After the battle at Rangiriri in November 1863 Tāmihana again sought to negotiate peace, sending his greenstone mere to Cameron as a token of his good faith. Neither Grey nor government ministers were prepared to negotiate, or to release prisoners taken at Rangiriri and held in Auckland. The conquest of Waikato proceeded. The attack in February 1864 on Rangiaowhia, a village where women, children and old people had been sent, caused particular anguish to Tāmihana. The only fighting in which Tāmihana was personally involved was the action at Hairini which followed the attack on Rangiaowhia: 'then for the first time my hand struck, my anger being great about my dead, murdered, and burnt with fire, at Rangiaohia'. Tāmihana returned to the pā called Te Tiki-o-te-ihinga-rangi, on Maungatautari. In April he and his people quietly abandoned the pā overnight and retreated to Pēria. Tāmihana wrote again to Grey and to other Māori leaders, seeking peace negotiations. The Waikato campaign shifted to Tauranga, with battles at Gate pā in April and at Te Ranga in June 1864. Tāmihana offered to mediate, but was ignored.

On 17 December 1864 a proclamation was issued by Grey, confiscating a large area of Waikato and Ngāti Hauā lands. Military settlements were established in the Waikato, Waipā and Tauranga districts, and the tribes retreated beyond the boundary of confiscated land. There was some further correspondence between Tāmihana and government officials, and a letter from Grey in January 1865 suggested a meeting, which was not immediately arranged. In April Tāmihana submitted a petition to Parliament outlining a Māori view of the causes of the war, and seeking redress for the confiscations. There was no immediate response, but in May Tāmihana followed up earlier moves to meet Brigadier General G. J. Carey.

On 27 May 1865 Tāmihana laid down his taiaha before Carey at Tamahere, and agreed that the Queen's laws would also be the laws for the Māori King. Among Pākehā this act was described as a surrender. Tāmihana described it in a letter to Grey as 'te maungārongo' (the covenant of peace), indicating that arms had been laid down on both sides. Scepticism and distrust were again expressed by Pākehā leaders. Stung by accusations of insincerity, the pain of the misinterpretation of his 1863 letter to Archdeacon Brown, and the label of rebel, Tāmihana sent another petition to Parliament on 18 July 1865. He sought an impartial court of inquiry to investigate events in Waikato. The government response was to send a resident magistrate to talk to him. The interview was inconclusive and no inquiry ensued. Tāmihana wrote more letters to Grey and met him in Hamilton early in May 1866. He was persuaded to go to Wellington, ostensibly to give evidence before a parliamentary committee. On 24 July he presented another petition to Parliament, seeking a return of confiscated lands and a proper inquiry into the causes of the war. The petition was referred to the superintendent of Auckland province and no further action was taken.

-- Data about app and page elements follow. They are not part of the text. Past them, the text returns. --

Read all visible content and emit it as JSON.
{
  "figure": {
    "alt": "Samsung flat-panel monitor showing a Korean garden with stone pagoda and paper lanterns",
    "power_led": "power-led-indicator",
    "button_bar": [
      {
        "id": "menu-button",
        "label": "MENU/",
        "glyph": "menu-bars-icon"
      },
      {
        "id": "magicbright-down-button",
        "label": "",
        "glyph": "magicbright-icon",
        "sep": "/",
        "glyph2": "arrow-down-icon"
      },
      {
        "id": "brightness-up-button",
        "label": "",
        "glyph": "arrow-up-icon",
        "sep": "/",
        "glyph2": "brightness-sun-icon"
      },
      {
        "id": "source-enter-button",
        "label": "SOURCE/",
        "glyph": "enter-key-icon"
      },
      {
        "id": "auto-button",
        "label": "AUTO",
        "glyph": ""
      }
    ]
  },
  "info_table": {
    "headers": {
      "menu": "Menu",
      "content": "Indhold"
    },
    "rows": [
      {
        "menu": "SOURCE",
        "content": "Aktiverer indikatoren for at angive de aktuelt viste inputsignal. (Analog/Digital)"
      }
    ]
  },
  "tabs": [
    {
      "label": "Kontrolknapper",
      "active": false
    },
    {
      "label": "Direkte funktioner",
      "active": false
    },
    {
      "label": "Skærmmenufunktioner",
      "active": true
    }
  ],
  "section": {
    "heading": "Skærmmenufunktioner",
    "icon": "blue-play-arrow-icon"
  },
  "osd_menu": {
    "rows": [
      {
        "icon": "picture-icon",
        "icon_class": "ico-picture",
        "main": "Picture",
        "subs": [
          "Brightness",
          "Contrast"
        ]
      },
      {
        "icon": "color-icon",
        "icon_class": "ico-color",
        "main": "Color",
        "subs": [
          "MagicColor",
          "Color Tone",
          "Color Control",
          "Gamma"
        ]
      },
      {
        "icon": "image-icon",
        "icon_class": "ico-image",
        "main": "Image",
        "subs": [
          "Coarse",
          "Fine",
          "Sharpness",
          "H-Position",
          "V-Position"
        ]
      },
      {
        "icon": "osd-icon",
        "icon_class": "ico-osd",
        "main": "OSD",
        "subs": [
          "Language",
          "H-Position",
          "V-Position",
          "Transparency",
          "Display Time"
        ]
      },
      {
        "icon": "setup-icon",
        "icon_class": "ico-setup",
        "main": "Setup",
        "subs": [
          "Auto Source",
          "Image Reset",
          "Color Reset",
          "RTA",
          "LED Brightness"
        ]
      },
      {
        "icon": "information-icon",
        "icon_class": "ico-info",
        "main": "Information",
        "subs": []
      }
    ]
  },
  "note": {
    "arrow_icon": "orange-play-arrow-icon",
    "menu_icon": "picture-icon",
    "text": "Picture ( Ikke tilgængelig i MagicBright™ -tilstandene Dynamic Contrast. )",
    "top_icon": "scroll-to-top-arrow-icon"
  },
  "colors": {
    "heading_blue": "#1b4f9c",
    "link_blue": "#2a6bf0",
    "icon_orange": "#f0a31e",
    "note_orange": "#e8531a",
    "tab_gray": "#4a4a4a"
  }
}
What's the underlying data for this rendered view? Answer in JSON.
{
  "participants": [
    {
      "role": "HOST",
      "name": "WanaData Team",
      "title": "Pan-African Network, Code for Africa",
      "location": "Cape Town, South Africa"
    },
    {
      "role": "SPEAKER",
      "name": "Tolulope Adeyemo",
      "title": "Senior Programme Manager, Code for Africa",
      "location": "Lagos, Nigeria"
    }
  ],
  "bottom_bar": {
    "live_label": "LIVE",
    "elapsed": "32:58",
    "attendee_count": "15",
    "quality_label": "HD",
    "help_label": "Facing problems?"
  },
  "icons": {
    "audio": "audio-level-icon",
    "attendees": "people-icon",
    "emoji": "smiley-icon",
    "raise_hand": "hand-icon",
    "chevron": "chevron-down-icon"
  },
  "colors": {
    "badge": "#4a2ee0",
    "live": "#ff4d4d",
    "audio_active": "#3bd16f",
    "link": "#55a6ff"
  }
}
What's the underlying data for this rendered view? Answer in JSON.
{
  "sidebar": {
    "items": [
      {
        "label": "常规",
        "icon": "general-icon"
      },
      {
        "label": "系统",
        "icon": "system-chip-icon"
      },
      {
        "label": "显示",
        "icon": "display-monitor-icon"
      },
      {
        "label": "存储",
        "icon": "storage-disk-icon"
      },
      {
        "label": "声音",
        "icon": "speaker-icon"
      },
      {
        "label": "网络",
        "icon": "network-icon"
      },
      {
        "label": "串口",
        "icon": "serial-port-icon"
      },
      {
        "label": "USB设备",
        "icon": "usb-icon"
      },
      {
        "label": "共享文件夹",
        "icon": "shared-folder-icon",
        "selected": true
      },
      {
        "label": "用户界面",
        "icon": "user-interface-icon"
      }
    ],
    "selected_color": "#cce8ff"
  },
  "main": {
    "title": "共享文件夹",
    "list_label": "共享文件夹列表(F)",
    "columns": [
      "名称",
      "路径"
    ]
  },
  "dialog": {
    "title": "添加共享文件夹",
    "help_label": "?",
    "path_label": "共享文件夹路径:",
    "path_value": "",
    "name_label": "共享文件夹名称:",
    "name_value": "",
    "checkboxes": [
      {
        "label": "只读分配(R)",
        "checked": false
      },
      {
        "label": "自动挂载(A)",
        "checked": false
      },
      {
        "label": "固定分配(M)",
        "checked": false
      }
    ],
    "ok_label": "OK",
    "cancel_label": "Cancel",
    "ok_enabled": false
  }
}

In spite of illness, already apparent on his Wellington visit, Tāmihana maintained his involvement in tribal affairs. He attended sittings of the newly established Native Land Court, and mediated in disputes with surveyors in the Tauranga district, where land had also been confiscated. By October his health was deteriorating. He died at Tūranga-o-moana, near Pēria, on 27 December 1866. The missionary Richard Taylor wrote: 'There is something very sad in the death of this patriotic chief; a man of clear, straight-forward views; sad that a man, who possessed such an influence for good, should thus have been ignored by the Government, when, by his aid, had he been admitted to our councils, a permanent good feeling might have been established between the two races.'

Wiremu Tāmihana Tarapīpipi was a man of peace forced into war. He lived by the principles of Te Whakapono, Te Ture, Te Aroha: be steadfast in faith in God, uphold the rule of law, show love and compassion to all.

How to cite this page:

Evelyn Stokes. 'Te Waharoa, Wiremu Tāmihana Tarapīpipi', Dictionary of New Zealand Biography, first published in 1990, updated February, 2006. Te Ara - the Encyclopedia of New Zealand, https://teara.govt.nz/en/biographies/1t82/te-waharoa-wiremu-tamihana-tarapipipi (accessed 14 July 2024)